Activity ▸
Set the pictures aside and return each record below precisely as written.

Element data from apps and pages
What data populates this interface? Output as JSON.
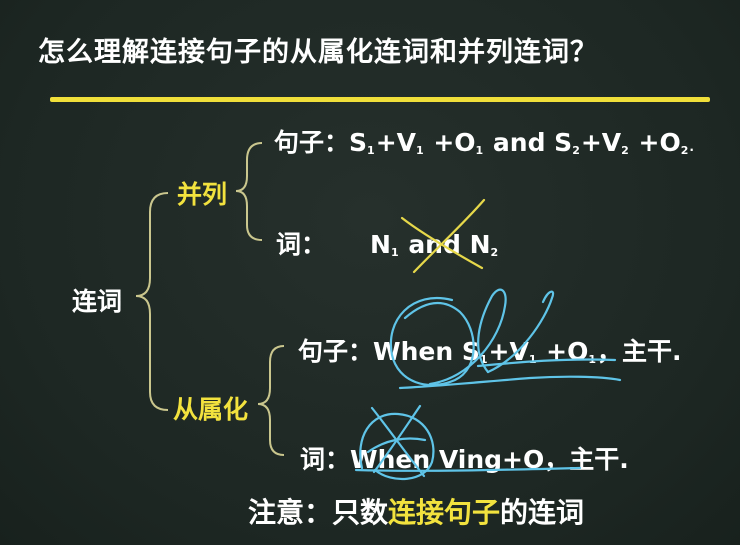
{
  "title": "怎么理解连接句子的从属化连词和并列连词？",
  "root_label": "连词",
  "branches": {
    "coordinate": {
      "label": "并列",
      "sentence": {
        "prefix": "句子：",
        "formula_parts": [
          "S",
          "1",
          "+V",
          "1",
          " +O",
          "1",
          " and S",
          "2",
          "+V",
          "2",
          " +O",
          "2",
          "."
        ]
      },
      "word": {
        "prefix": "词：",
        "formula_parts": [
          "N",
          "1",
          " and N",
          "2"
        ]
      }
    },
    "subordinate": {
      "label": "从属化",
      "sentence": {
        "prefix": "句子：",
        "formula_parts": [
          "When S",
          "1",
          "+V",
          "1",
          " +O",
          "1",
          "，主干."
        ]
      },
      "word": {
        "prefix": "词：",
        "formula_parts": [
          "When Ving+O",
          "，主干."
        ]
      }
    }
  },
  "note": {
    "part1": "注意：只数",
    "part2": "连接句子",
    "part3": "的连词"
  },
  "colors": {
    "board": "#1f2a26",
    "highlight_yellow": "#f2e23e",
    "annotation_blue": "#5fc4e8",
    "cross_yellow": "#e6d84a"
  }
}
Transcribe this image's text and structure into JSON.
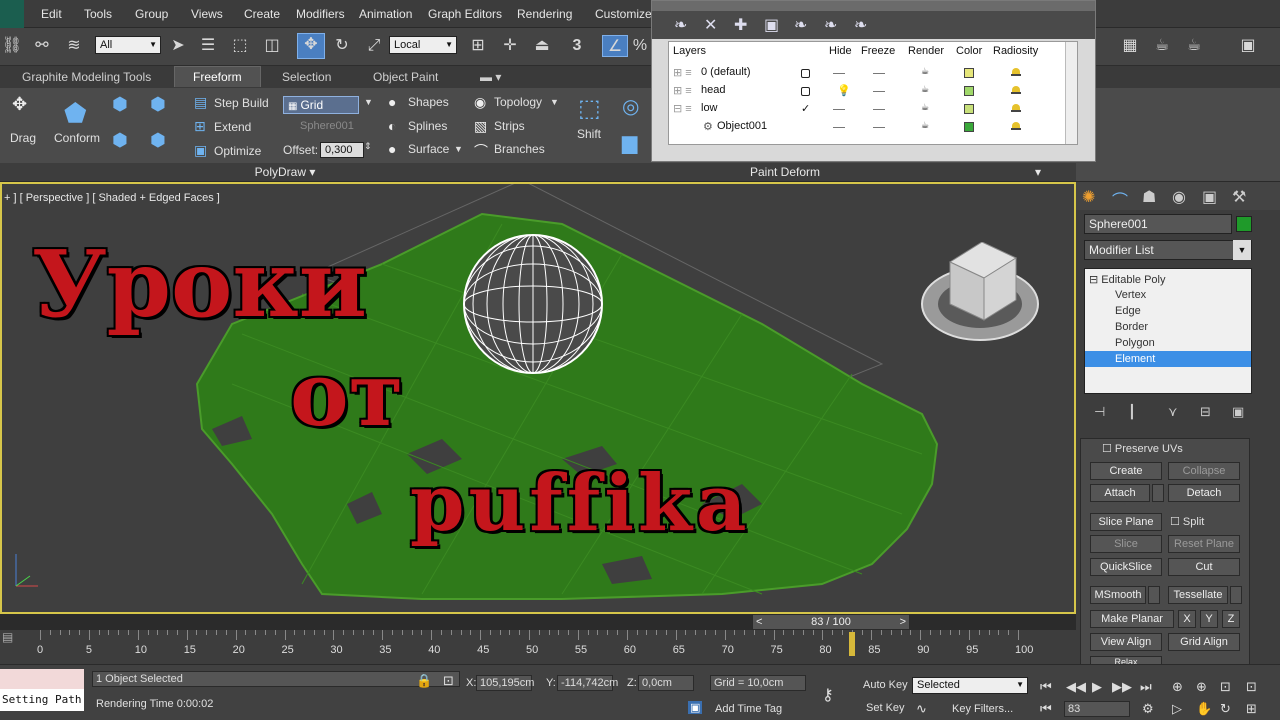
{
  "menu": [
    "Edit",
    "Tools",
    "Group",
    "Views",
    "Create",
    "Modifiers",
    "Animation",
    "Graph Editors",
    "Rendering",
    "Customize"
  ],
  "toolbar": {
    "selection_filter": "All",
    "reference_coord": "Local",
    "snap_label": "3",
    "percent_label": "%"
  },
  "ribbon_tabs": [
    "Graphite Modeling Tools",
    "Freeform",
    "Selection",
    "Object Paint"
  ],
  "ribbon": {
    "drag": "Drag",
    "conform": "Conform",
    "step_build": "Step Build",
    "extend": "Extend",
    "optimize": "Optimize",
    "grid": "Grid",
    "draw_on": "Sphere001",
    "offset_label": "Offset:",
    "offset_value": "0,300",
    "shapes": "Shapes",
    "splines": "Splines",
    "surface": "Surface",
    "topology": "Topology",
    "strips": "Strips",
    "branches": "Branches",
    "shift": "Shift",
    "polydraw": "PolyDraw",
    "paint_deform": "Paint Deform"
  },
  "layer_dialog": {
    "headers": [
      "Layers",
      "Hide",
      "Freeze",
      "Render",
      "Color",
      "Radiosity"
    ],
    "rows": [
      {
        "name": "0 (default)",
        "color": "#e6e67a",
        "icon": "checkbox-icon"
      },
      {
        "name": "head",
        "color": "#a0d86a",
        "icon": "bulb-icon"
      },
      {
        "name": "low",
        "color": "#c8e07a",
        "icon": "check-icon"
      },
      {
        "name": "Object001",
        "color": "#3aa83a",
        "icon": "none"
      }
    ]
  },
  "viewport": {
    "label": "+ ] [ Perspective ] [ Shaded + Edged Faces ]",
    "overlay_line1": "Уроки",
    "overlay_line2": "от",
    "overlay_line3": "puffika"
  },
  "command_panel": {
    "object_name": "Sphere001",
    "modifier_list": "Modifier List",
    "stack": [
      "Editable Poly",
      "Vertex",
      "Edge",
      "Border",
      "Polygon",
      "Element"
    ],
    "selected_index": 5,
    "preserve_uvs": "Preserve UVs",
    "create": "Create",
    "collapse": "Collapse",
    "attach": "Attach",
    "detach": "Detach",
    "slice_plane": "Slice Plane",
    "split": "Split",
    "slice": "Slice",
    "reset_plane": "Reset Plane",
    "quickslice": "QuickSlice",
    "cut": "Cut",
    "msmooth": "MSmooth",
    "tessellate": "Tessellate",
    "make_planar": "Make Planar",
    "x": "X",
    "y": "Y",
    "z": "Z",
    "view_align": "View Align",
    "grid_align": "Grid Align",
    "relax": "Relax"
  },
  "timeline": {
    "slider_text": "83 / 100",
    "current_frame": 83,
    "ticks": [
      "0",
      "5",
      "10",
      "15",
      "20",
      "25",
      "30",
      "35",
      "40",
      "45",
      "50",
      "55",
      "60",
      "65",
      "70",
      "75",
      "80",
      "85",
      "90",
      "95",
      "100"
    ]
  },
  "status": {
    "script_text": "Setting Path",
    "selected": "1 Object Selected",
    "render_time": "Rendering Time  0:00:02",
    "x_label": "X:",
    "x_value": "105,195cm",
    "y_label": "Y:",
    "y_value": "-114,742cm",
    "z_label": "Z:",
    "z_value": "0,0cm",
    "grid": "Grid = 10,0cm",
    "add_time_tag": "Add Time Tag",
    "auto_key": "Auto Key",
    "set_key": "Set Key",
    "key_mode": "Selected",
    "key_filters": "Key Filters...",
    "frame_field": "83"
  }
}
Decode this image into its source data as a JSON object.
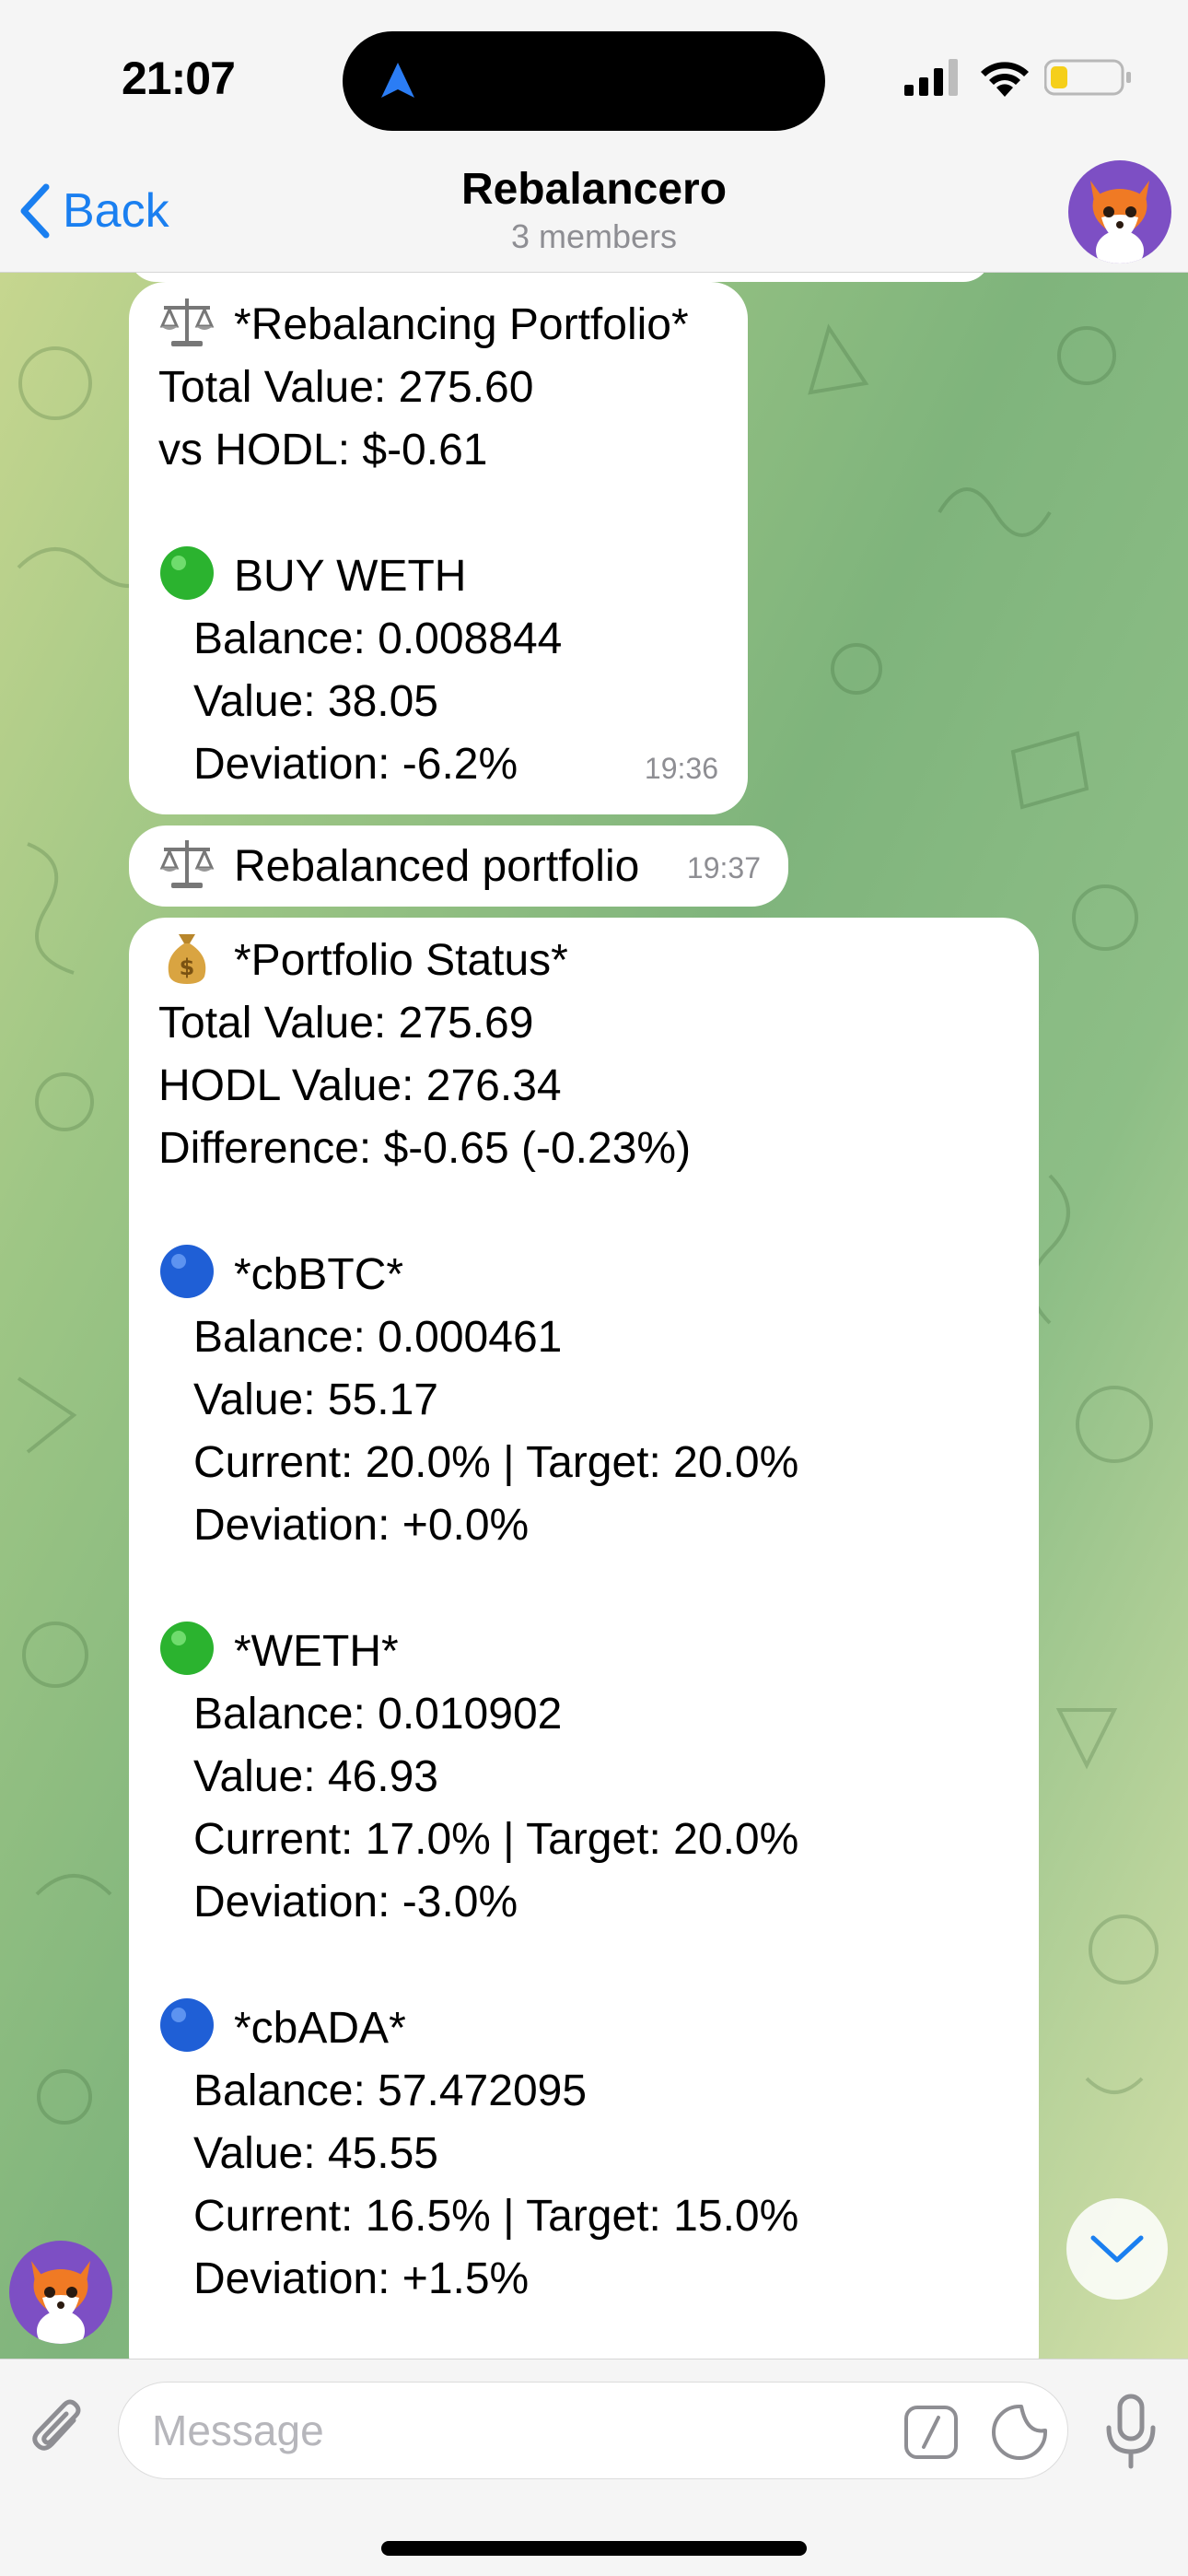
{
  "status_bar": {
    "time": "21:07",
    "icons": [
      "location-arrow-icon",
      "cellular-signal-icon",
      "wifi-icon",
      "battery-low-icon"
    ]
  },
  "nav": {
    "back_label": "Back",
    "title": "Rebalancero",
    "subtitle": "3 members"
  },
  "messages": [
    {
      "time": "19:36",
      "lines": [
        {
          "emoji": "balance-scale-icon",
          "text": "*Rebalancing Portfolio*"
        },
        {
          "text": "Total Value: 275.60"
        },
        {
          "text": "vs HODL: $-0.61"
        },
        {
          "text": ""
        },
        {
          "emoji": "green-circle-icon",
          "text": "BUY WETH"
        },
        {
          "indent": true,
          "text": "Balance: 0.008844"
        },
        {
          "indent": true,
          "text": "Value: 38.05"
        },
        {
          "indent": true,
          "text": "Deviation: -6.2%"
        }
      ]
    },
    {
      "time": "19:37",
      "lines": [
        {
          "emoji": "balance-scale-icon",
          "text": "Rebalanced portfolio"
        }
      ]
    },
    {
      "lines": [
        {
          "emoji": "money-bag-icon",
          "text": "*Portfolio Status*"
        },
        {
          "text": "Total Value: 275.69"
        },
        {
          "text": "HODL Value: 276.34"
        },
        {
          "text": "Difference: $-0.65 (-0.23%)"
        },
        {
          "text": ""
        },
        {
          "emoji": "blue-circle-icon",
          "text": "*cbBTC*"
        },
        {
          "indent": true,
          "text": "Balance: 0.000461"
        },
        {
          "indent": true,
          "text": "Value: 55.17"
        },
        {
          "indent": true,
          "text": "Current: 20.0% | Target: 20.0%"
        },
        {
          "indent": true,
          "text": "Deviation: +0.0%"
        },
        {
          "text": ""
        },
        {
          "emoji": "green-circle-icon",
          "text": "*WETH*"
        },
        {
          "indent": true,
          "text": "Balance: 0.010902"
        },
        {
          "indent": true,
          "text": "Value: 46.93"
        },
        {
          "indent": true,
          "text": "Current: 17.0% | Target: 20.0%"
        },
        {
          "indent": true,
          "text": "Deviation: -3.0%"
        },
        {
          "text": ""
        },
        {
          "emoji": "blue-circle-icon",
          "text": "*cbADA*"
        },
        {
          "indent": true,
          "text": "Balance: 57.472095"
        },
        {
          "indent": true,
          "text": "Value: 45.55"
        },
        {
          "indent": true,
          "text": "Current: 16.5% | Target: 15.0%"
        },
        {
          "indent": true,
          "text": "Deviation: +1.5%"
        }
      ]
    }
  ],
  "input": {
    "placeholder": "Message"
  },
  "colors": {
    "accent": "#1a7ff0",
    "avatar_bg": "#7d4fc4",
    "bubble": "#ffffff",
    "time_text": "#8e8e93"
  }
}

Task output ▸
What data populates this interface? Output as JSON.
{
  "title": "怎么理解连接句子的从属化连词和并列连词？",
  "root_label": "连词",
  "branches": {
    "coordinate": {
      "label": "并列",
      "sentence": {
        "prefix": "句子：",
        "formula_parts": [
          "S",
          "1",
          "+V",
          "1",
          " +O",
          "1",
          " and S",
          "2",
          "+V",
          "2",
          " +O",
          "2",
          "."
        ]
      },
      "word": {
        "prefix": "词：",
        "formula_parts": [
          "N",
          "1",
          " and N",
          "2"
        ]
      }
    },
    "subordinate": {
      "label": "从属化",
      "sentence": {
        "prefix": "句子：",
        "formula_parts": [
          "When S",
          "1",
          "+V",
          "1",
          " +O",
          "1",
          "，主干."
        ]
      },
      "word": {
        "prefix": "词：",
        "formula_parts": [
          "When Ving+O",
          "，主干."
        ]
      }
    }
  },
  "note": {
    "part1": "注意：只数",
    "part2": "连接句子",
    "part3": "的连词"
  },
  "colors": {
    "board": "#1f2a26",
    "highlight_yellow": "#f2e23e",
    "annotation_blue": "#5fc4e8",
    "cross_yellow": "#e6d84a"
  }
}
Transcribe this image's text and structure into JSON.
{
  "menu": [
    "Edit",
    "Tools",
    "Group",
    "Views",
    "Create",
    "Modifiers",
    "Animation",
    "Graph Editors",
    "Rendering",
    "Customize"
  ],
  "toolbar": {
    "selection_filter": "All",
    "reference_coord": "Local",
    "snap_label": "3",
    "percent_label": "%"
  },
  "ribbon_tabs": [
    "Graphite Modeling Tools",
    "Freeform",
    "Selection",
    "Object Paint"
  ],
  "ribbon": {
    "drag": "Drag",
    "conform": "Conform",
    "step_build": "Step Build",
    "extend": "Extend",
    "optimize": "Optimize",
    "grid": "Grid",
    "draw_on": "Sphere001",
    "offset_label": "Offset:",
    "offset_value": "0,300",
    "shapes": "Shapes",
    "splines": "Splines",
    "surface": "Surface",
    "topology": "Topology",
    "strips": "Strips",
    "branches": "Branches",
    "shift": "Shift",
    "polydraw": "PolyDraw",
    "paint_deform": "Paint Deform"
  },
  "layer_dialog": {
    "headers": [
      "Layers",
      "Hide",
      "Freeze",
      "Render",
      "Color",
      "Radiosity"
    ],
    "rows": [
      {
        "name": "0 (default)",
        "color": "#e6e67a",
        "icon": "checkbox-icon"
      },
      {
        "name": "head",
        "color": "#a0d86a",
        "icon": "bulb-icon"
      },
      {
        "name": "low",
        "color": "#c8e07a",
        "icon": "check-icon"
      },
      {
        "name": "Object001",
        "color": "#3aa83a",
        "icon": "none"
      }
    ]
  },
  "viewport": {
    "label": "+ ] [ Perspective ] [ Shaded + Edged Faces ]",
    "overlay_line1": "Уроки",
    "overlay_line2": "от",
    "overlay_line3": "puffika"
  },
  "command_panel": {
    "object_name": "Sphere001",
    "modifier_list": "Modifier List",
    "stack": [
      "Editable Poly",
      "Vertex",
      "Edge",
      "Border",
      "Polygon",
      "Element"
    ],
    "selected_index": 5,
    "preserve_uvs": "Preserve UVs",
    "create": "Create",
    "collapse": "Collapse",
    "attach": "Attach",
    "detach": "Detach",
    "slice_plane": "Slice Plane",
    "split": "Split",
    "slice": "Slice",
    "reset_plane": "Reset Plane",
    "quickslice": "QuickSlice",
    "cut": "Cut",
    "msmooth": "MSmooth",
    "tessellate": "Tessellate",
    "make_planar": "Make Planar",
    "x": "X",
    "y": "Y",
    "z": "Z",
    "view_align": "View Align",
    "grid_align": "Grid Align",
    "relax": "Relax"
  },
  "timeline": {
    "slider_text": "83 / 100",
    "current_frame": 83,
    "ticks": [
      "0",
      "5",
      "10",
      "15",
      "20",
      "25",
      "30",
      "35",
      "40",
      "45",
      "50",
      "55",
      "60",
      "65",
      "70",
      "75",
      "80",
      "85",
      "90",
      "95",
      "100"
    ]
  },
  "status": {
    "script_text": "Setting Path",
    "selected": "1 Object Selected",
    "render_time": "Rendering Time  0:00:02",
    "x_label": "X:",
    "x_value": "105,195cm",
    "y_label": "Y:",
    "y_value": "-114,742cm",
    "z_label": "Z:",
    "z_value": "0,0cm",
    "grid": "Grid = 10,0cm",
    "add_time_tag": "Add Time Tag",
    "auto_key": "Auto Key",
    "set_key": "Set Key",
    "key_mode": "Selected",
    "key_filters": "Key Filters...",
    "frame_field": "83"
  }
}
Decode this image into its source data as a JSON object.
{
  "status_bar": {
    "time": "21:07",
    "icons": [
      "location-arrow-icon",
      "cellular-signal-icon",
      "wifi-icon",
      "battery-low-icon"
    ]
  },
  "nav": {
    "back_label": "Back",
    "title": "Rebalancero",
    "subtitle": "3 members"
  },
  "messages": [
    {
      "time": "19:36",
      "lines": [
        {
          "emoji": "balance-scale-icon",
          "text": "*Rebalancing Portfolio*"
        },
        {
          "text": "Total Value: 275.60"
        },
        {
          "text": "vs HODL: $-0.61"
        },
        {
          "text": ""
        },
        {
          "emoji": "green-circle-icon",
          "text": "BUY WETH"
        },
        {
          "indent": true,
          "text": "Balance: 0.008844"
        },
        {
          "indent": true,
          "text": "Value: 38.05"
        },
        {
          "indent": true,
          "text": "Deviation: -6.2%"
        }
      ]
    },
    {
      "time": "19:37",
      "lines": [
        {
          "emoji": "balance-scale-icon",
          "text": "Rebalanced portfolio"
        }
      ]
    },
    {
      "lines": [
        {
          "emoji": "money-bag-icon",
          "text": "*Portfolio Status*"
        },
        {
          "text": "Total Value: 275.69"
        },
        {
          "text": "HODL Value: 276.34"
        },
        {
          "text": "Difference: $-0.65 (-0.23%)"
        },
        {
          "text": ""
        },
        {
          "emoji": "blue-circle-icon",
          "text": "*cbBTC*"
        },
        {
          "indent": true,
          "text": "Balance: 0.000461"
        },
        {
          "indent": true,
          "text": "Value: 55.17"
        },
        {
          "indent": true,
          "text": "Current: 20.0% | Target: 20.0%"
        },
        {
          "indent": true,
          "text": "Deviation: +0.0%"
        },
        {
          "text": ""
        },
        {
          "emoji": "green-circle-icon",
          "text": "*WETH*"
        },
        {
          "indent": true,
          "text": "Balance: 0.010902"
        },
        {
          "indent": true,
          "text": "Value: 46.93"
        },
        {
          "indent": true,
          "text": "Current: 17.0% | Target: 20.0%"
        },
        {
          "indent": true,
          "text": "Deviation: -3.0%"
        },
        {
          "text": ""
        },
        {
          "emoji": "blue-circle-icon",
          "text": "*cbADA*"
        },
        {
          "indent": true,
          "text": "Balance: 57.472095"
        },
        {
          "indent": true,
          "text": "Value: 45.55"
        },
        {
          "indent": true,
          "text": "Current: 16.5% | Target: 15.0%"
        },
        {
          "indent": true,
          "text": "Deviation: +1.5%"
        }
      ]
    }
  ],
  "input": {
    "placeholder": "Message"
  },
  "colors": {
    "accent": "#1a7ff0",
    "avatar_bg": "#7d4fc4",
    "bubble": "#ffffff",
    "time_text": "#8e8e93"
  }
}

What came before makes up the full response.